LEVC reveals new taxi-based range-extender delivery van
Range-extender van promises 80 miles of electric-only running; order books will open next year
Based substantially on the same architecture as the new TX black cab, the LCV can manage an electric-only range of around 80 miles from a 31kWh battery, and has a load area that can swallow two Euro pallets. Claimed carrying capacity is over 800kg.
Combined with the the petrol range-extender engine, the total range will be about 377 miles, and there will be three levels of charging speed offered to buyers.
LEVC says the market for such a van is likely to increase noticeably; London’s Metropolitan Police & Fire Service have already committed to being fleet zero-emissions-capable by 2025. The Coventry-based firm also says it expects 40% of vans will be ‘new energy’ by 2030, rising to 100% by 2040.
It adds that the van is intended for companies that cover around 100 miles per day in cities and is designed to allow goods to be picked up at an out-of-town depot and transported into the city, where the van will operate in zero-emissions mode.
The implication is the LCV will be, from a business perspective, superior to pure-electric delivery vans, which have a more limited range and potentially require more downtime for charging.
LEVC CEO Jörg Hofmann said: “Due to the rapid rise in internet shopping – the ‘Amazonisation’ of retail – every day there are 65,000 unique LCV journeys into London. London’s ULEZ is a blueprint, and all major UK cities will introduce a clean air zone by 2020. There’s huge demand for a medium-sized zero-emissions-capable light van, and the solution we offer will be more than capable of meeting the requirements of a rapidly evolving green logistics market.”
Because the LCV is based on the TX, which incorporates a number of Volvo components and sub-systems, LEVC says it will feature “the latest active safety systems and crash standards” and that it has a passenger area “benchmarked against premium MPVs”. One real-world advantage for the LCV will be its ultra-tight turning circle – something carried over from the TX.
Like the cab, however, the LCV will be a premium product, with a list price below that of the £55,000 taxi, although its is likely to be marketed on a monthly lease, like the taxi. It won’t be available to order until the second half of 2020, however. When production is in full swing, LEVC expects to sell around 10,000 vans each year and will be looking to export to European cities.
LEVC – which is owned by Chinese giant Geely – says that it will also be introducing a “full range” of electrified commercial vehicles from 2020 onwards.

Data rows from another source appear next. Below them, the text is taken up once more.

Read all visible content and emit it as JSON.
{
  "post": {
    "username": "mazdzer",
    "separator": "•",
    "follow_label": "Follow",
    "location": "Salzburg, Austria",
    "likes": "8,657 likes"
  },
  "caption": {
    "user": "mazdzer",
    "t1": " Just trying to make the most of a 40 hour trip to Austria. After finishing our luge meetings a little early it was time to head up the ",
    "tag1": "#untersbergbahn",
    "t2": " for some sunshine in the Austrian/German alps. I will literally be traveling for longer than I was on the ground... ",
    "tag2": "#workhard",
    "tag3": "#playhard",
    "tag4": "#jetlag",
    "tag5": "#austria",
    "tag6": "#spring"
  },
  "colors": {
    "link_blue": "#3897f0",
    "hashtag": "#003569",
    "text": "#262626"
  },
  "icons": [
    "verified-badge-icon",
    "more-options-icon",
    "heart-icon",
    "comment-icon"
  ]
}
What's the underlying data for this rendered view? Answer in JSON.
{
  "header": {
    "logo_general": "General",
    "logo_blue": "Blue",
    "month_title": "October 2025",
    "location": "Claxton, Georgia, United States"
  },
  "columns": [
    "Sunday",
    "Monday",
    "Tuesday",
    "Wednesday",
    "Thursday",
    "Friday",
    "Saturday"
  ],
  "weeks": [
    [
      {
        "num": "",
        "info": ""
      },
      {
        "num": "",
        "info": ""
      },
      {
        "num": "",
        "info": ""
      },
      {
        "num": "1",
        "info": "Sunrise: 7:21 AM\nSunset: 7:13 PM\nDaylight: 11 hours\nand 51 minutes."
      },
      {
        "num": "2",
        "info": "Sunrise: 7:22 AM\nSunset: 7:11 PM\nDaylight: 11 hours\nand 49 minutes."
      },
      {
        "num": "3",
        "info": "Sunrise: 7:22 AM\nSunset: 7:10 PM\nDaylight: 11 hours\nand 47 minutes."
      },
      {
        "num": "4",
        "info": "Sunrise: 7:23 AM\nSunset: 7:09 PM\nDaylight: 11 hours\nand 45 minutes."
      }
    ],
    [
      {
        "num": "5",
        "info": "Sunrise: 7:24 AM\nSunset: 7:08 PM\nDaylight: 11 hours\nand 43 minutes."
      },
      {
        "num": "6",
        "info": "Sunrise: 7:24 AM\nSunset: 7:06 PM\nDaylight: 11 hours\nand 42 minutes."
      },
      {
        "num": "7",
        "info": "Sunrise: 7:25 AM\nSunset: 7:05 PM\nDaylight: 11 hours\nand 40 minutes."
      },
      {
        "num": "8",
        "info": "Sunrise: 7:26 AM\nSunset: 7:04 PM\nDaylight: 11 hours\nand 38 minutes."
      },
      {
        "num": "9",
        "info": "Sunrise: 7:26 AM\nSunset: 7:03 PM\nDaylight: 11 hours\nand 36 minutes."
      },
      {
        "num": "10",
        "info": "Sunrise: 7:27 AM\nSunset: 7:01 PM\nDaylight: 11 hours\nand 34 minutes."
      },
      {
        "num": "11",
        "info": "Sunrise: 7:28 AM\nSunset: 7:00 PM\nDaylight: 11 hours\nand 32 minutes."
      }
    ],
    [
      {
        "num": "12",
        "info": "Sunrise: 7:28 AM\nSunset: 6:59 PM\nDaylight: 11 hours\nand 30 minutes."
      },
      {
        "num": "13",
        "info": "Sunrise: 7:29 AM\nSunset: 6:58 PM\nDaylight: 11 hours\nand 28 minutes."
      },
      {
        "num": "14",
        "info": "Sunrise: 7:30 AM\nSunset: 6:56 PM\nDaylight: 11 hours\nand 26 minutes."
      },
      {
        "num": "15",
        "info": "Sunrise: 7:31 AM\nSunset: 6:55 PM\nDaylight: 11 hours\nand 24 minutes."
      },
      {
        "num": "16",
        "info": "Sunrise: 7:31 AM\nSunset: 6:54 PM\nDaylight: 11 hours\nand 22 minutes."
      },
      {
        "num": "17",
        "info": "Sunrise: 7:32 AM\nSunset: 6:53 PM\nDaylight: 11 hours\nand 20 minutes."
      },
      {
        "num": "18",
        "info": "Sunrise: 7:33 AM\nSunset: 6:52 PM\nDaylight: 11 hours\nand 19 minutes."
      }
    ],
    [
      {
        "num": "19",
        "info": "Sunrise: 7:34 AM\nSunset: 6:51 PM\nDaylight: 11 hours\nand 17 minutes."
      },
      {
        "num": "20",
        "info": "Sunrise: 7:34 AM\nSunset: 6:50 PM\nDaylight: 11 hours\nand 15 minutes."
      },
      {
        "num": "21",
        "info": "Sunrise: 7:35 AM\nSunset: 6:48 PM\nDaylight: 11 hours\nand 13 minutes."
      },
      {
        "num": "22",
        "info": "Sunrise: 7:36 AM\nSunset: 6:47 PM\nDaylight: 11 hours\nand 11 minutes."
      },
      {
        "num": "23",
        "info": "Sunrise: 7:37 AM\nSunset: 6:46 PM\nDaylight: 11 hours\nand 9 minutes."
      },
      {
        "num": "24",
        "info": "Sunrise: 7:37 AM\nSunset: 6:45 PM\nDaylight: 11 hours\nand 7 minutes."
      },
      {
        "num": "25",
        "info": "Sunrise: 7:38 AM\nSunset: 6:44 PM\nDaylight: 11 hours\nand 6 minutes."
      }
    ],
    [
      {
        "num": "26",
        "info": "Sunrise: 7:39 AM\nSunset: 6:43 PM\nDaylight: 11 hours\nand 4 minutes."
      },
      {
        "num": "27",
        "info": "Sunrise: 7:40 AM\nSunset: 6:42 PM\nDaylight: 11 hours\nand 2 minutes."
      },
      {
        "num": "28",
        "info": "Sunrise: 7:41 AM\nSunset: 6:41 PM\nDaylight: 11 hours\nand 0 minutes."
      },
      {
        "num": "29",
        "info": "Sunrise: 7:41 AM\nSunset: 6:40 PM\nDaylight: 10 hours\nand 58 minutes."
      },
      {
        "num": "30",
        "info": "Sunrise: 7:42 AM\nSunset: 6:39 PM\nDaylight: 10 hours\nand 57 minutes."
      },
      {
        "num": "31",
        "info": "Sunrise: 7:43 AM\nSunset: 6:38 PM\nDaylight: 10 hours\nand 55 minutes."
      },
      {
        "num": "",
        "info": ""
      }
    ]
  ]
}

Autocar understands that Geely is now working on a line-up of more cost-effective commercial vehicles aimed at regional cities, a number of which are expected to introduce London-style low emission zones over the next few years. Joerg Hofmann told Autocar that LEVC was looking a ‘potential future portfolio’ of new vehicles via owner Geely.